> _Material for this exercise_

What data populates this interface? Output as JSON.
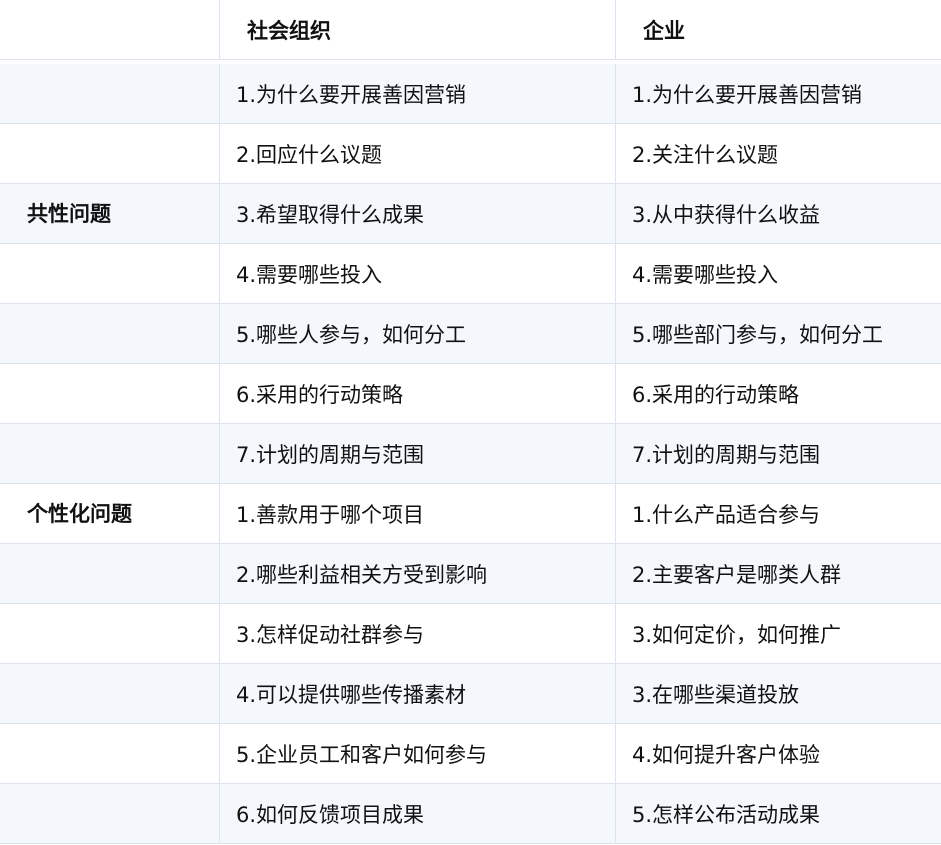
{
  "header": {
    "col1": "",
    "col2": "社会组织",
    "col3": "企业"
  },
  "groups": [
    {
      "label": "共性问题"
    },
    {
      "label": "个性化问题"
    }
  ],
  "rows": [
    {
      "org": "1.为什么要开展善因营销",
      "biz": "1.为什么要开展善因营销"
    },
    {
      "org": "2.回应什么议题",
      "biz": "2.关注什么议题"
    },
    {
      "org": "3.希望取得什么成果",
      "biz": "3.从中获得什么收益"
    },
    {
      "org": "4.需要哪些投入",
      "biz": "4.需要哪些投入"
    },
    {
      "org": "5.哪些人参与，如何分工",
      "biz": "5.哪些部门参与，如何分工"
    },
    {
      "org": "6.采用的行动策略",
      "biz": "6.采用的行动策略"
    },
    {
      "org": "7.计划的周期与范围",
      "biz": "7.计划的周期与范围"
    },
    {
      "org": "1.善款用于哪个项目",
      "biz": "1.什么产品适合参与"
    },
    {
      "org": "2.哪些利益相关方受到影响",
      "biz": "2.主要客户是哪类人群"
    },
    {
      "org": "3.怎样促动社群参与",
      "biz": "3.如何定价，如何推广"
    },
    {
      "org": "4.可以提供哪些传播素材",
      "biz": "3.在哪些渠道投放"
    },
    {
      "org": "5.企业员工和客户如何参与",
      "biz": "4.如何提升客户体验"
    },
    {
      "org": "6.如何反馈项目成果",
      "biz": "5.怎样公布活动成果"
    }
  ]
}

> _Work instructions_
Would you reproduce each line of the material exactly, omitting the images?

> _Written solution_
What data populates this interface? Output as JSON.
{
  "header": {
    "col1": "",
    "col2": "社会组织",
    "col3": "企业"
  },
  "groups": [
    {
      "label": "共性问题"
    },
    {
      "label": "个性化问题"
    }
  ],
  "rows": [
    {
      "org": "1.为什么要开展善因营销",
      "biz": "1.为什么要开展善因营销"
    },
    {
      "org": "2.回应什么议题",
      "biz": "2.关注什么议题"
    },
    {
      "org": "3.希望取得什么成果",
      "biz": "3.从中获得什么收益"
    },
    {
      "org": "4.需要哪些投入",
      "biz": "4.需要哪些投入"
    },
    {
      "org": "5.哪些人参与，如何分工",
      "biz": "5.哪些部门参与，如何分工"
    },
    {
      "org": "6.采用的行动策略",
      "biz": "6.采用的行动策略"
    },
    {
      "org": "7.计划的周期与范围",
      "biz": "7.计划的周期与范围"
    },
    {
      "org": "1.善款用于哪个项目",
      "biz": "1.什么产品适合参与"
    },
    {
      "org": "2.哪些利益相关方受到影响",
      "biz": "2.主要客户是哪类人群"
    },
    {
      "org": "3.怎样促动社群参与",
      "biz": "3.如何定价，如何推广"
    },
    {
      "org": "4.可以提供哪些传播素材",
      "biz": "3.在哪些渠道投放"
    },
    {
      "org": "5.企业员工和客户如何参与",
      "biz": "4.如何提升客户体验"
    },
    {
      "org": "6.如何反馈项目成果",
      "biz": "5.怎样公布活动成果"
    }
  ]
}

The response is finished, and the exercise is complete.